View mediator professional profiles online

Prompt turnaround times for appointments

All mediators have 10 + years legal experience

All mediators are former family lawyers

All mediators have relevant Master’s Degree

Lawyers allowed to participate in process

All mediators are registered FDRPs

Public FDR

Mediators may have limited experience

Be assigned the next available mediator

The process is often protracted

Mediators typically have no legal qualifications or experience

Mediators usually have no family law experience

Relevant Master’s Degree not common

Lawyers not allowed to participate

(in Tasmania)

All mediators are registered FDRPs

Is FDR right for me?

Have you been unable to agree on parenting arrangements or property settlement after separation? If so, FDR may be beneficial. FDRPs are required by law to assess the parties’ suitability to participate in FDR. This broadly concerns each party’s ability to negotiate during a mediation, which can be impacted by any history of family violence and imbalances in bargaining power, among other factors. The FDRP will conduct the process in a manner that aims to ensure the process is fair and safe. If a party so chooses, they may have a lawyer attend with them. The FDRP may suggest that the mediation be structured in a certain way in order to promote fairness and safety. In some circumstances however, FDR may be considered inappropriate.

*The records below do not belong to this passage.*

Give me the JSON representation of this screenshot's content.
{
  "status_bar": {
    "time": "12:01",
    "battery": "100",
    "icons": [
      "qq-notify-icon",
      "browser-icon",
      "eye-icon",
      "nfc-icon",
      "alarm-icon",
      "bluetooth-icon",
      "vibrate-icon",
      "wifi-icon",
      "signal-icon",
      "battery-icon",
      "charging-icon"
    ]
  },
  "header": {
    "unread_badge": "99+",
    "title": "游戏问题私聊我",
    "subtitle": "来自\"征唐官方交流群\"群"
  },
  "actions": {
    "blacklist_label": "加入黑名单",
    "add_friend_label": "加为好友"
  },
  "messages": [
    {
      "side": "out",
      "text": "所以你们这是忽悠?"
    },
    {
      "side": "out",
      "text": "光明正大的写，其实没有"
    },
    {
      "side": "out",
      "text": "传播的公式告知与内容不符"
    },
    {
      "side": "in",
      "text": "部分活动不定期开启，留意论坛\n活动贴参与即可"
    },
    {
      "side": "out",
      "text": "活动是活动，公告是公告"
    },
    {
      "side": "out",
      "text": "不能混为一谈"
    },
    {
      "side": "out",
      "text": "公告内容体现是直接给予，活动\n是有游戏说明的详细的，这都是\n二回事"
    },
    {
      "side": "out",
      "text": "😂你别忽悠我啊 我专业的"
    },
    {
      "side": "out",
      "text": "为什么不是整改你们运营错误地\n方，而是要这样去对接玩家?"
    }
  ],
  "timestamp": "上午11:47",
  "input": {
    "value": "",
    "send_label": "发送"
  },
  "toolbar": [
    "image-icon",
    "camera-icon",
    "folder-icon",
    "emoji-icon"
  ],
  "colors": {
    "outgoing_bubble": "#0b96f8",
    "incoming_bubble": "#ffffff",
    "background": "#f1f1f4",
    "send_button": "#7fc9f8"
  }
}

In that event the FDRP will issue a certificate – known as a section 60I certificate – to the parties, confirming the matter is assessed as not suitable for FDR. These certificates allow parties to file a parenting application in the family courts if they chose to.

If you are interested in FDR but are unsure if the other party would be, you can suggest FDR to them if you are comfortable to do so. You may prefer that we contact the other party to see whether they would like to participate.

Is FDR compulsory?

That Family Law Act 1975 requires parties to make a genuine effort at Family Dispute Resolution (FDR) prior to taking a parenting case to court (unless an exception applies). Participation or attempted participation in FDR is confirmed by a section 60I certificate issued by a registered FDRP. Unless an exception applies, a section 60I certificate must be filed at the time a parenting case is filed. All mediators with FDR Private are authorised to issue section 60I certificates.

What is a section 60I certificate?

A section 60I certificates is required to be filed at the same time that a parenting orders application is file, unless an exception is applied for. A section 60I certificate confirms to the court that Family Dispute Resolution has been conducted or was attempted. These certificates can only be issued by registered Family Dispute Resolution Practitioners (FDRPs). There are five types of certificates:

a) That a party failed or refused to participate in FDR

b) That FDR is considered not suitable for the parties

c) That the parties attended FDR and made a genuine effort to resolve the dispute

d) That a party attended FDR but failed to make a genuine effort to resolve the dispute

e) That FDR commenced but as subsequently considered not suitable to continue 

The court may take into account the type of section 60I certificate issued when considering whether to make a costs order against a party – relevant where a party fails to attend FDR (certificate “a”) or fails to make a genuine effort at FDR (certificate “d”).

How much does FDR Private charge?

Giving clients access to justice through quality and prompt FDR is our priority. Keeping our overheads low enables us to offer fees that are affordable and accessible to most. Parties typically share the costs of the process equally. The costs of the process for each party are set out in the table below (which assumes fees are equally shared).

Can mediation happen only in person?

It is preferred that the mediation session happen in person, however due to COVID-19 we offer mediations via online platforms or by phone.

Initial contact to discuss case (estimate: 10 minutes)

Free

Pre-mediation stage, includes one on one session and reading client documents (estimate: 1 hour)

$90

Joint FDR (mediation) (estimate: 3+ hours)

$90/hour

Drafting Parenting Plan or Terms of Settlement

$90/hour

Boardroom hire for face to face Joint FDR (mediation)

$90/mediation

Issuing section 60I certificate – including correspondence

$45